top of page


Without a plan, we decided to move to Maui. We ended up staying for four and a half months! What a paradise. There are abundant amounts of tropical fruit falling around your feet as you walk. Bananas, guava, avocado, starfruit, passion fruit, and bread fruit just to name a few. In our little town of Hana, there were a few wonderful restaurants to choose from. My favorite foods from the traditional Hawaiian culture were Poke (marinated cubes of raw fish with veggies) and Lao Lao (meat steamed in banana leaf). We caught fresh fish on the beach and cooked them over an open campfire…and I learned about how good simple seafood can be. There is honestly not much more that can be expressed in words, life was simple, there were good friends, and good food. Notable experiences include: Going underwater volcanic bubble cave diving, swiming on a black massage stone pebble beach, a red sand beach, and the world famous Hamoa beach. There was an amazing truck turned restaurant on the side of the road with a crazy chef who looked like an Indian version of “Doc” from back to the future, he taught me the importance of “mastering time” as being the secret in the kithen. Down by the beach a few days a week you could find a jolly local fisherman serving up some stew, steamed vegetables, roasted wild boar, and rice. The only other two restaurants in town were a Thai family serving traditional Thai food under bananna trees, and an old food truck morphed into a house that only served breakfast by an eccentric, loud, mom of three from Boston. The best I must confess, I have saved for the last: The legendary pizza night’s every Friday and Saturday on the side of the beginning of the “hana highway.” This treacherous cliffside road has over 800 some bends and 40 some one lane bridges with gaps in guard rails, questionable safety, possible landslides, and drunken maniac locals driving camouflaged monster trucks.

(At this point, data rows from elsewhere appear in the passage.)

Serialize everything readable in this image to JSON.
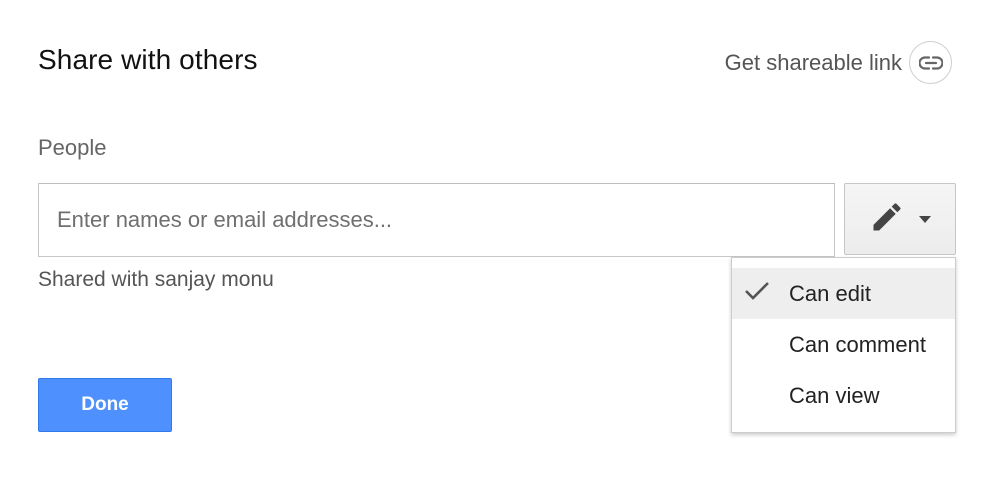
{
  "dialog": {
    "title": "Share with others",
    "share_link_label": "Get shareable link"
  },
  "people": {
    "label": "People",
    "input_placeholder": "Enter names or email addresses...",
    "input_value": "",
    "permission_icon": "pencil-icon",
    "shared_with": "Shared with sanjay monu"
  },
  "actions": {
    "done_label": "Done"
  },
  "permission_menu": {
    "selected": "Can edit",
    "items": [
      {
        "label": "Can edit",
        "checked": true
      },
      {
        "label": "Can comment",
        "checked": false
      },
      {
        "label": "Can view",
        "checked": false
      }
    ]
  },
  "colors": {
    "primary_button": "#4d90fe",
    "selected_item_bg": "#eeeeee"
  }
}
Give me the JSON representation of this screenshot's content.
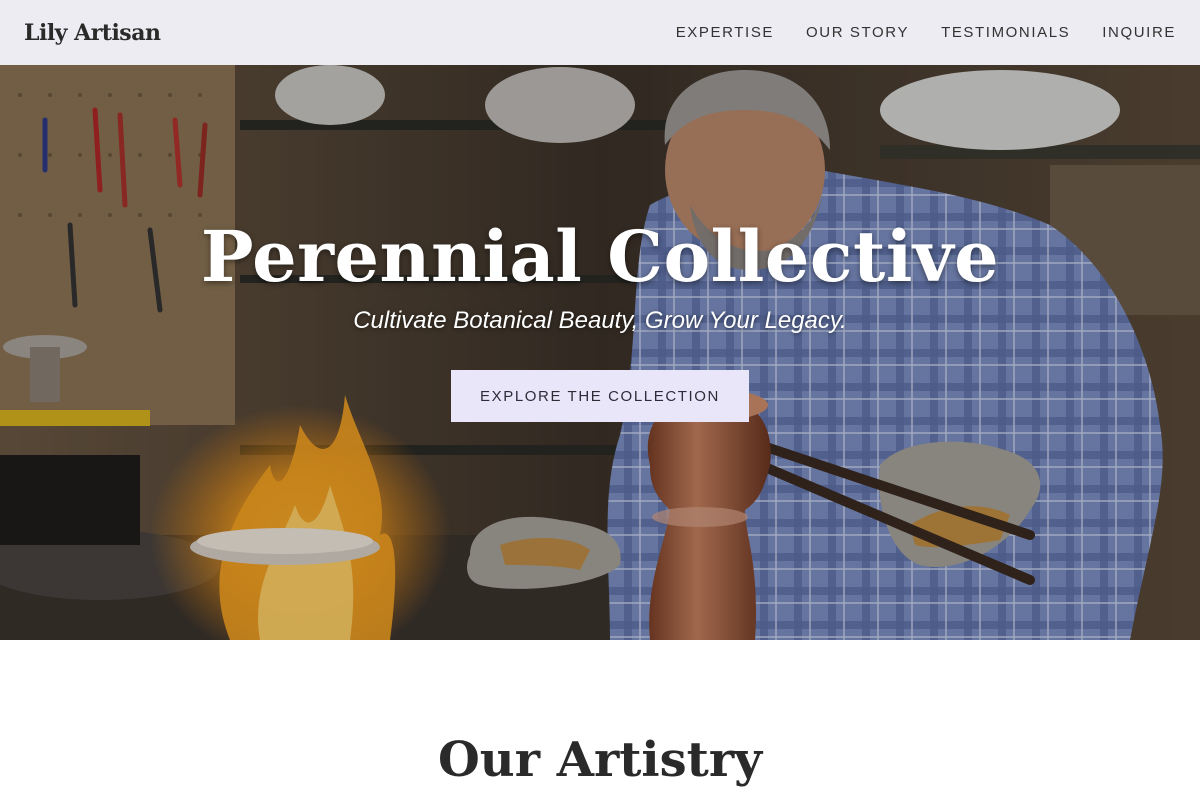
{
  "nav": {
    "brand": "Lily Artisan",
    "links": [
      "EXPERTISE",
      "OUR STORY",
      "TESTIMONIALS",
      "INQUIRE"
    ]
  },
  "hero": {
    "title": "Perennial Collective",
    "subtitle": "Cultivate Botanical Beauty, Grow Your Legacy.",
    "cta_label": "EXPLORE THE COLLECTION",
    "image_subject": "coppersmith-workshop-photo"
  },
  "section": {
    "title": "Our Artistry"
  },
  "colors": {
    "navbar_bg": "#ececf2",
    "cta_bg": "#e8e6f8",
    "text_dark": "#2a2a2a"
  }
}
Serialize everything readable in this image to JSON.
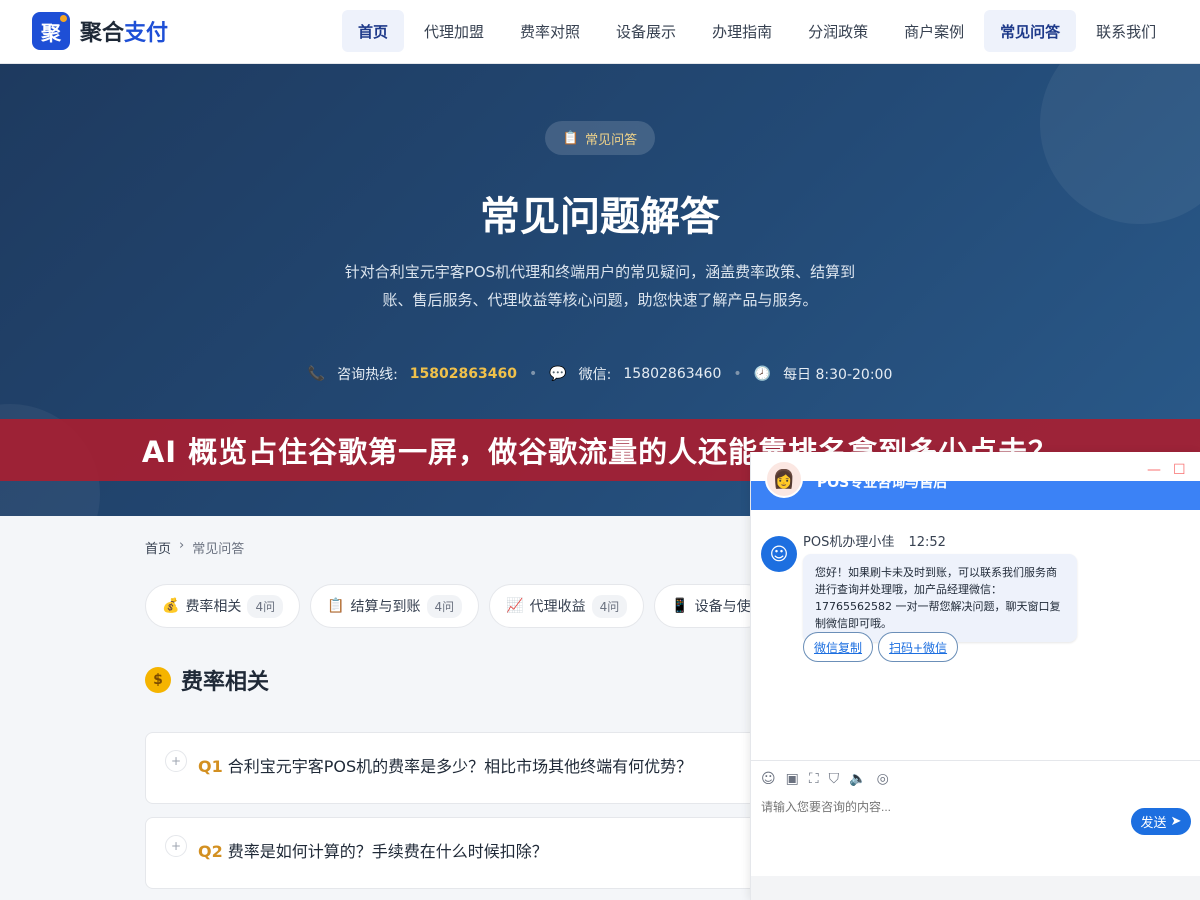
{
  "header": {
    "logo_mark": "聚",
    "logo_text_1": "聚合",
    "logo_text_2": "支付",
    "nav": [
      "首页",
      "代理加盟",
      "费率对照",
      "设备展示",
      "办理指南",
      "分润政策",
      "商户案例",
      "常见问答",
      "联系我们"
    ]
  },
  "hero": {
    "badge": "常见问答",
    "title": "常见问题解答",
    "desc": "针对合利宝元宇客POS机代理和终端用户的常见疑问，涵盖费率政策、结算到账、售后服务、代理收益等核心问题，助您快速了解产品与服务。",
    "hotline_label": "咨询热线:",
    "hotline_number": "15802863460",
    "wechat_label": "微信:",
    "wechat_number": "15802863460",
    "hours": "每日 8:30-20:00"
  },
  "banner": {
    "text": "AI 概览占住谷歌第一屏，做谷歌流量的人还能靠排名拿到多少点击？"
  },
  "breadcrumb": {
    "home": "首页",
    "current": "常见问答"
  },
  "tabs": [
    {
      "label": "费率相关",
      "count": "4问"
    },
    {
      "label": "结算与到账",
      "count": "4问"
    },
    {
      "label": "代理收益",
      "count": "4问"
    },
    {
      "label": "设备与使",
      "count": ""
    }
  ],
  "section": {
    "title": "费率相关"
  },
  "faq": [
    {
      "num": "Q1",
      "question": "合利宝元宇客POS机的费率是多少？相比市场其他终端有何优势？"
    },
    {
      "num": "Q2",
      "question": "费率是如何计算的？手续费在什么时候扣除？"
    }
  ],
  "chat": {
    "title": "POS专业咨询与售后",
    "agent_name": "POS机办理小佳",
    "time": "12:52",
    "message": "您好！如果刷卡未及时到账，可以联系我们服务商进行查询并处理哦，加产品经理微信：17765562582 一对一帮您解决问题，聊天窗口复制微信即可哦。",
    "btn_copy": "微信复制",
    "btn_scan": "扫码+微信",
    "input_placeholder": "请输入您要咨询的内容...",
    "send_label": "发送"
  }
}
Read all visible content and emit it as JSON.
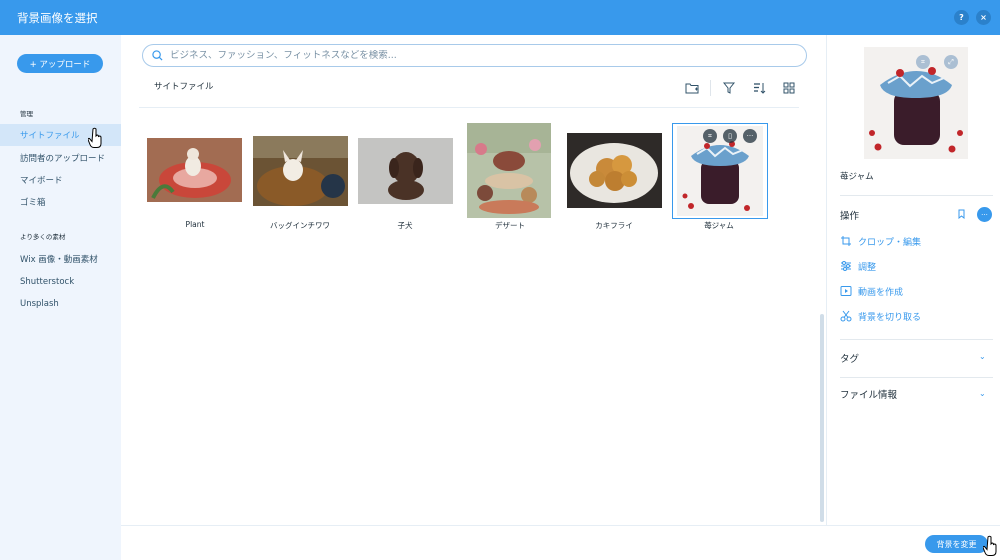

But I digress, the pizza was fantastic, and all around a big campfire with live music hosted by “Hana farms” a questionably dubious WOOF’ing farm that accepted the many wary dredlocked idealistic tourist in exchange for free labor. I almost forgot “coconut glens,” just up the road a local fresh coconut ice cream stand with a willy wonka inspired theme park for kids. When we were not dining out, we got free fresh vegetables from a local CSA from working on the farm once a week, and simply picked up amazing food from the grass everywhere we walked. After living here for some time, we needed a shift, and so after talking about it for one night flew to Europe a few days later.

bottom of page